*Exercise*.
Those lines of the records that contain "desc" are to be located and copied.

+++ Data +++

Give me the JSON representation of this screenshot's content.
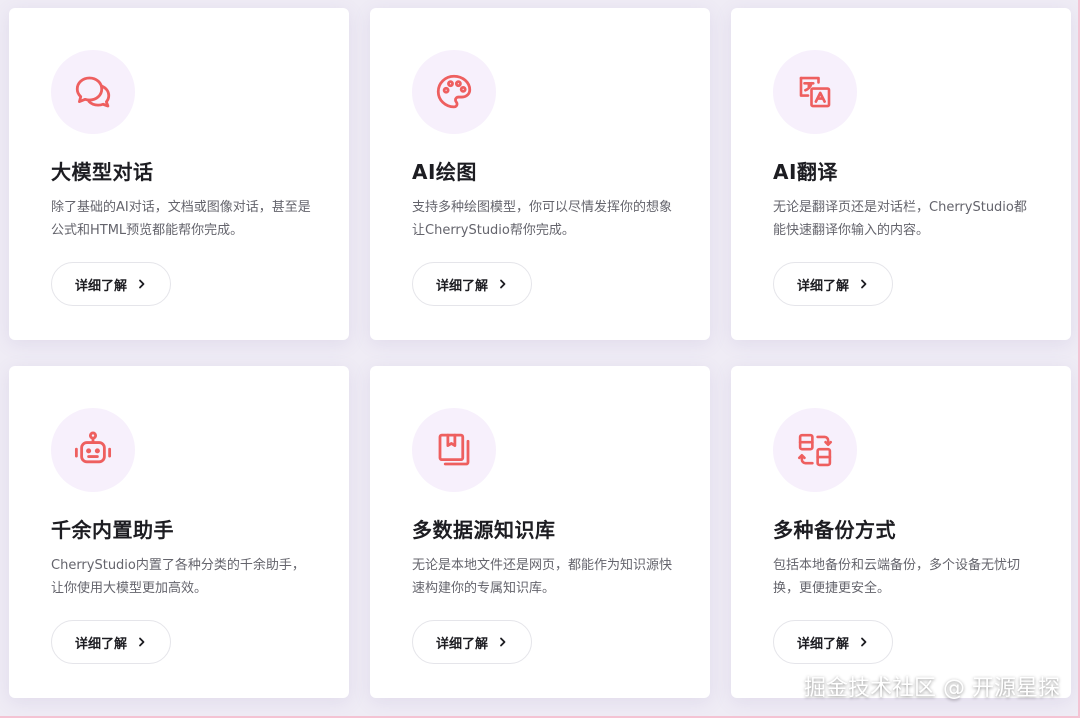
{
  "colors": {
    "page_bg": "#efecf5",
    "card_bg": "#ffffff",
    "icon_bg": "#f7f0fc",
    "accent": "#ee5f5f"
  },
  "cards": [
    {
      "icon": "chat-bubbles-icon",
      "title": "大模型对话",
      "desc": "除了基础的AI对话，文档或图像对话，甚至是公式和HTML预览都能帮你完成。",
      "button": "详细了解"
    },
    {
      "icon": "palette-icon",
      "title": "AI绘图",
      "desc": "支持多种绘图模型，你可以尽情发挥你的想象让CherryStudio帮你完成。",
      "button": "详细了解"
    },
    {
      "icon": "translate-icon",
      "title": "AI翻译",
      "desc": "无论是翻译页还是对话栏，CherryStudio都能快速翻译你输入的内容。",
      "button": "详细了解"
    },
    {
      "icon": "robot-icon",
      "title": "千余内置助手",
      "desc": "CherryStudio内置了各种分类的千余助手，让你使用大模型更加高效。",
      "button": "详细了解"
    },
    {
      "icon": "knowledge-base-icon",
      "title": "多数据源知识库",
      "desc": "无论是本地文件还是网页，都能作为知识源快速构建你的专属知识库。",
      "button": "详细了解"
    },
    {
      "icon": "backup-sync-icon",
      "title": "多种备份方式",
      "desc": "包括本地备份和云端备份，多个设备无忧切换，更便捷更安全。",
      "button": "详细了解"
    }
  ],
  "watermark": "掘金技术社区 @ 开源星探"
}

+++

*Result*.
      "desc": "除了基础的AI对话，文档或图像对话，甚至是公式和HTML预览都能帮你完成。",
      "desc": "支持多种绘图模型，你可以尽情发挥你的想象让CherryStudio帮你完成。",
      "desc": "无论是翻译页还是对话栏，CherryStudio都能快速翻译你输入的内容。",
      "desc": "CherryStudio内置了各种分类的千余助手，让你使用大模型更加高效。",
      "desc": "无论是本地文件还是网页，都能作为知识源快速构建你的专属知识库。",
      "desc": "包括本地备份和云端备份，多个设备无忧切换，更便捷更安全。",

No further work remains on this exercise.